Meaghan Thumath

Research Topic

Exploring effective strategies to mitigate structural inequities and improve access to primary health care for Indigenous women in Canada and internationally

Research Description

This implementation science project aims to explore the impact of effective strategies, including outreach services delivered in the context of primary health care, on Indigenous women’s right to health, access to HIV services, and overall quality of life. Using a participatory mixed methods study design, interview and survey data will be collected from an existing prospective cohort in Canada with a policy arm to explore scalability for Indigenous women internationally.

What aspect of your graduate program do you enjoy the most or are looking forward to with the greatest curiosity?

The collegiality and support from the School of Nursing and the incredible privilege to have time to think critically and dialogue with such bright and passionate people. 

What was the best surprise about UBC or life in Vancouver?

All of the new buildings and resources available since I did my undergrad so many years ago.

Why did you decide to study at UBC?

After completing my master's degree in public health in London, England, I felt it was important to come home and use the skills I've learned working internationally to serve my home community. I was born in British Columbia and UBC has such a great intersection of health care practitioners, policy makers, and social scientists working together to understand how to improve health equity for vulnerable populations.

What is it specifically, that your program offers, that attracted you?

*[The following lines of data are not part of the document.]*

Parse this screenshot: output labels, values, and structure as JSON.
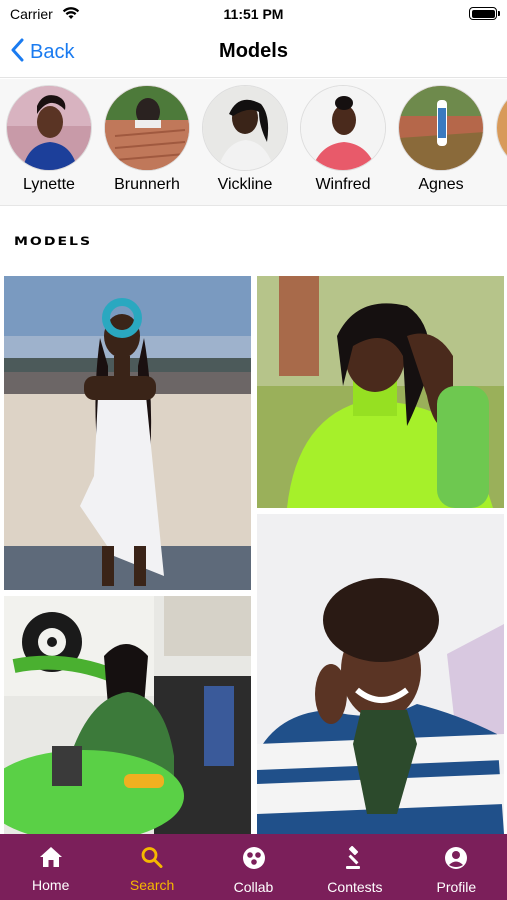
{
  "status": {
    "carrier": "Carrier",
    "time": "11:51 PM"
  },
  "nav": {
    "back_label": "Back",
    "title": "Models"
  },
  "stories": [
    {
      "name": "Lynette"
    },
    {
      "name": "Brunnerh"
    },
    {
      "name": "Vickline"
    },
    {
      "name": "Winfred"
    },
    {
      "name": "Agnes"
    }
  ],
  "section": {
    "title": "Models"
  },
  "tabs": [
    {
      "label": "Home",
      "icon": "home-icon"
    },
    {
      "label": "Search",
      "icon": "search-icon",
      "active": true
    },
    {
      "label": "Collab",
      "icon": "collab-icon"
    },
    {
      "label": "Contests",
      "icon": "gavel-icon"
    },
    {
      "label": "Profile",
      "icon": "profile-icon"
    }
  ],
  "colors": {
    "accent": "#1a7bf0",
    "tab_bar": "#7b1f5a",
    "tab_active": "#f5b800"
  }
}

The opportunity to work with world class researchers at the School of Nursing and the School of Population and Public Health who are connected to policy and practice environments like the BC Centre for Disease Control.

 

Why did you decide to pursue a graduate degree?

I wanted to understand why some of my patients were not achieving good health outcomes and why, despite our best efforts as individual providers, their needs were not being met by the health care system. I felt like a graduate degree would help prepare me to be a better advocate for the communities I serve and to help build solutions to improve health equity. 

What do you see as your biggest challenge(s) in your future career?

How to combine all of my interests and passions from direct patient care to policymaking, health systems reform and research. 

What aspects of your life or career before now have best prepared you for your UBC graduate program?

I am a registered nurse by training, with over 10 years of HIV experience in direct clinical care, teaching and research. I completed a Bachelor of Science in Nursing at the University of British Columbia (UBC) and a Masters of Science in Public Health from the London School of Hygiene and Tropical Medicine (LSHTM).

I also maintain an active clinical practice as an outreach nurse certified in advanced reproductive health and continue to provide HIV technical assistance to international organizations such as UNAIDS, the World Bank and UNDP.

What do you like to do for fun or relaxation?

Spend time with my two boys and husband, we love enjoying Vancouver’s beaches and weekend getaways to Whistler or the Gulf Islands.  My favorite thing to do when I have a break from academia is to read terrible novels on a beach!

What advice do you have for new graduate students?

Make everything count! Turn course papers into journal submissions, take notes in class and file them for your comprehensive exams, keep focused on your end goal. This is advice I need to follow myself but I’m trying!

 
 

UBC has such a great intersection of health care practitioners, policy makers, and social scientists working together to understand how to improve health equity for vulnerable populations.